*TASK REQUIREMENTS*
Repeat the entries below exactly and in full.

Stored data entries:
****

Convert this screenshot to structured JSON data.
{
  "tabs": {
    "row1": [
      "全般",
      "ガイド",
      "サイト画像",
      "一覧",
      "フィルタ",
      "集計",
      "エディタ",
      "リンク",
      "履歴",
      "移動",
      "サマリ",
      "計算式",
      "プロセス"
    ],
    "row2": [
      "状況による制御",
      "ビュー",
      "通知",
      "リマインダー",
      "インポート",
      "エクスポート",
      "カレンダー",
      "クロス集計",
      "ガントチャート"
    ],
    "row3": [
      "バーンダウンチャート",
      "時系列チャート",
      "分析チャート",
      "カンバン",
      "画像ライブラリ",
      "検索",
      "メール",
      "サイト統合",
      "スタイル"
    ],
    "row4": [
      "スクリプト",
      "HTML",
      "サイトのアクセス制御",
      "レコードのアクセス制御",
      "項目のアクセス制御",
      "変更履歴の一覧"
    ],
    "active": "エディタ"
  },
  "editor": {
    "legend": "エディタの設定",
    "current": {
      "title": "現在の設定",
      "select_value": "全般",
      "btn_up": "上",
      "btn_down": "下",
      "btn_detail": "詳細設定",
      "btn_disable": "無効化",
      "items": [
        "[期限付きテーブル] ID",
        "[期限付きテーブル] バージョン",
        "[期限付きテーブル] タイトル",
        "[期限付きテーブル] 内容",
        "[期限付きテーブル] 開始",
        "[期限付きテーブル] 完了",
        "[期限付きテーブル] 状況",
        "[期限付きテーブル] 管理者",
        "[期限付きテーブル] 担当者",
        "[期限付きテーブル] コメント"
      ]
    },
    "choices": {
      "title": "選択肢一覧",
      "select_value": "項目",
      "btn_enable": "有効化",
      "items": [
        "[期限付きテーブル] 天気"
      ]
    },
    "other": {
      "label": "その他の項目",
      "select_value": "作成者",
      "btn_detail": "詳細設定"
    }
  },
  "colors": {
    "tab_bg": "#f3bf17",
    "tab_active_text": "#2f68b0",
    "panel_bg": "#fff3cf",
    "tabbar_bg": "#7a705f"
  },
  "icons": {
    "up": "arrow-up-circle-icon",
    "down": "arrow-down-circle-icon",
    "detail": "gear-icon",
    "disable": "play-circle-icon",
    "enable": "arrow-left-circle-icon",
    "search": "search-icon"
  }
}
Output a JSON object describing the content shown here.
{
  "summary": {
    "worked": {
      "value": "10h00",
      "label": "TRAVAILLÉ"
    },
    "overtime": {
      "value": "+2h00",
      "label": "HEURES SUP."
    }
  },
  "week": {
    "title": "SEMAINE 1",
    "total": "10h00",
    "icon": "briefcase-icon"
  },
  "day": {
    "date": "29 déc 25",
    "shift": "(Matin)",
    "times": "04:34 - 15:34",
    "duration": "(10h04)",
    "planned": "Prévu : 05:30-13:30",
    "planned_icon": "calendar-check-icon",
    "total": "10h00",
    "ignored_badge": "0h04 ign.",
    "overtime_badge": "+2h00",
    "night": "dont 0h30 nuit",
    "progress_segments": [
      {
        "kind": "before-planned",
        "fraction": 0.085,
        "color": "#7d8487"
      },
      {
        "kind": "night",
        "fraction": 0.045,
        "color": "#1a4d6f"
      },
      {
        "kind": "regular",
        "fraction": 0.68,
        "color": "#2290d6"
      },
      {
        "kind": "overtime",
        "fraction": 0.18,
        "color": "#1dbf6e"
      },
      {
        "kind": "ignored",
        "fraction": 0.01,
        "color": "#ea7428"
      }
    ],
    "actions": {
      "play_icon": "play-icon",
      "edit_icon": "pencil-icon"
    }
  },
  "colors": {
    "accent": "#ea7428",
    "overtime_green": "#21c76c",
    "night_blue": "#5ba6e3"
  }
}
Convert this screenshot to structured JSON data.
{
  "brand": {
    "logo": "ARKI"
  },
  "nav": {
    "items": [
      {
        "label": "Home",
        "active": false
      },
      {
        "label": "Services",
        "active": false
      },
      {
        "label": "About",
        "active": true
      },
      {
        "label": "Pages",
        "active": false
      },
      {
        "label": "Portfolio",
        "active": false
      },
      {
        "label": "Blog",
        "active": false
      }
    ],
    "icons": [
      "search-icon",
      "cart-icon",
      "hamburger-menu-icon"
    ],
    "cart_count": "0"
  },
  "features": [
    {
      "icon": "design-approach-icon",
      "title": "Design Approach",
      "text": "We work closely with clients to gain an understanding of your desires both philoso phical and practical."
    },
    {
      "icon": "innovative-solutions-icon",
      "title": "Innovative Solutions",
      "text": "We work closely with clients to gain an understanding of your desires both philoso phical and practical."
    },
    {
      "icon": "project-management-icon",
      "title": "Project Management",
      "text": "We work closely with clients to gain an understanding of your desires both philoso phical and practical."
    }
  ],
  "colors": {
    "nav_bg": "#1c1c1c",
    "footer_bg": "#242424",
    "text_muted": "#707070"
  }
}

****

*RESPONSE TO THIS EXERCISE*
Convert this screenshot to structured JSON data.
{
  "tabs": {
    "row1": [
      "全般",
      "ガイド",
      "サイト画像",
      "一覧",
      "フィルタ",
      "集計",
      "エディタ",
      "リンク",
      "履歴",
      "移動",
      "サマリ",
      "計算式",
      "プロセス"
    ],
    "row2": [
      "状況による制御",
      "ビュー",
      "通知",
      "リマインダー",
      "インポート",
      "エクスポート",
      "カレンダー",
      "クロス集計",
      "ガントチャート"
    ],
    "row3": [
      "バーンダウンチャート",
      "時系列チャート",
      "分析チャート",
      "カンバン",
      "画像ライブラリ",
      "検索",
      "メール",
      "サイト統合",
      "スタイル"
    ],
    "row4": [
      "スクリプト",
      "HTML",
      "サイトのアクセス制御",
      "レコードのアクセス制御",
      "項目のアクセス制御",
      "変更履歴の一覧"
    ],
    "active": "エディタ"
  },
  "editor": {
    "legend": "エディタの設定",
    "current": {
      "title": "現在の設定",
      "select_value": "全般",
      "btn_up": "上",
      "btn_down": "下",
      "btn_detail": "詳細設定",
      "btn_disable": "無効化",
      "items": [
        "[期限付きテーブル] ID",
        "[期限付きテーブル] バージョン",
        "[期限付きテーブル] タイトル",
        "[期限付きテーブル] 内容",
        "[期限付きテーブル] 開始",
        "[期限付きテーブル] 完了",
        "[期限付きテーブル] 状況",
        "[期限付きテーブル] 管理者",
        "[期限付きテーブル] 担当者",
        "[期限付きテーブル] コメント"
      ]
    },
    "choices": {
      "title": "選択肢一覧",
      "select_value": "項目",
      "btn_enable": "有効化",
      "items": [
        "[期限付きテーブル] 天気"
      ]
    },
    "other": {
      "label": "その他の項目",
      "select_value": "作成者",
      "btn_detail": "詳細設定"
    }
  },
  "colors": {
    "tab_bg": "#f3bf17",
    "tab_active_text": "#2f68b0",
    "panel_bg": "#fff3cf",
    "tabbar_bg": "#7a705f"
  },
  "icons": {
    "up": "arrow-up-circle-icon",
    "down": "arrow-down-circle-icon",
    "detail": "gear-icon",
    "disable": "play-circle-icon",
    "enable": "arrow-left-circle-icon",
    "search": "search-icon"
  }
}
Output a JSON object describing the content shown here.
{
  "summary": {
    "worked": {
      "value": "10h00",
      "label": "TRAVAILLÉ"
    },
    "overtime": {
      "value": "+2h00",
      "label": "HEURES SUP."
    }
  },
  "week": {
    "title": "SEMAINE 1",
    "total": "10h00",
    "icon": "briefcase-icon"
  },
  "day": {
    "date": "29 déc 25",
    "shift": "(Matin)",
    "times": "04:34 - 15:34",
    "duration": "(10h04)",
    "planned": "Prévu : 05:30-13:30",
    "planned_icon": "calendar-check-icon",
    "total": "10h00",
    "ignored_badge": "0h04 ign.",
    "overtime_badge": "+2h00",
    "night": "dont 0h30 nuit",
    "progress_segments": [
      {
        "kind": "before-planned",
        "fraction": 0.085,
        "color": "#7d8487"
      },
      {
        "kind": "night",
        "fraction": 0.045,
        "color": "#1a4d6f"
      },
      {
        "kind": "regular",
        "fraction": 0.68,
        "color": "#2290d6"
      },
      {
        "kind": "overtime",
        "fraction": 0.18,
        "color": "#1dbf6e"
      },
      {
        "kind": "ignored",
        "fraction": 0.01,
        "color": "#ea7428"
      }
    ],
    "actions": {
      "play_icon": "play-icon",
      "edit_icon": "pencil-icon"
    }
  },
  "colors": {
    "accent": "#ea7428",
    "overtime_green": "#21c76c",
    "night_blue": "#5ba6e3"
  }
}
Convert this screenshot to structured JSON data.
{
  "brand": {
    "logo": "ARKI"
  },
  "nav": {
    "items": [
      {
        "label": "Home",
        "active": false
      },
      {
        "label": "Services",
        "active": false
      },
      {
        "label": "About",
        "active": true
      },
      {
        "label": "Pages",
        "active": false
      },
      {
        "label": "Portfolio",
        "active": false
      },
      {
        "label": "Blog",
        "active": false
      }
    ],
    "icons": [
      "search-icon",
      "cart-icon",
      "hamburger-menu-icon"
    ],
    "cart_count": "0"
  },
  "features": [
    {
      "icon": "design-approach-icon",
      "title": "Design Approach",
      "text": "We work closely with clients to gain an understanding of your desires both philoso phical and practical."
    },
    {
      "icon": "innovative-solutions-icon",
      "title": "Innovative Solutions",
      "text": "We work closely with clients to gain an understanding of your desires both philoso phical and practical."
    },
    {
      "icon": "project-management-icon",
      "title": "Project Management",
      "text": "We work closely with clients to gain an understanding of your desires both philoso phical and practical."
    }
  ],
  "colors": {
    "nav_bg": "#1c1c1c",
    "footer_bg": "#242424",
    "text_muted": "#707070"
  }
}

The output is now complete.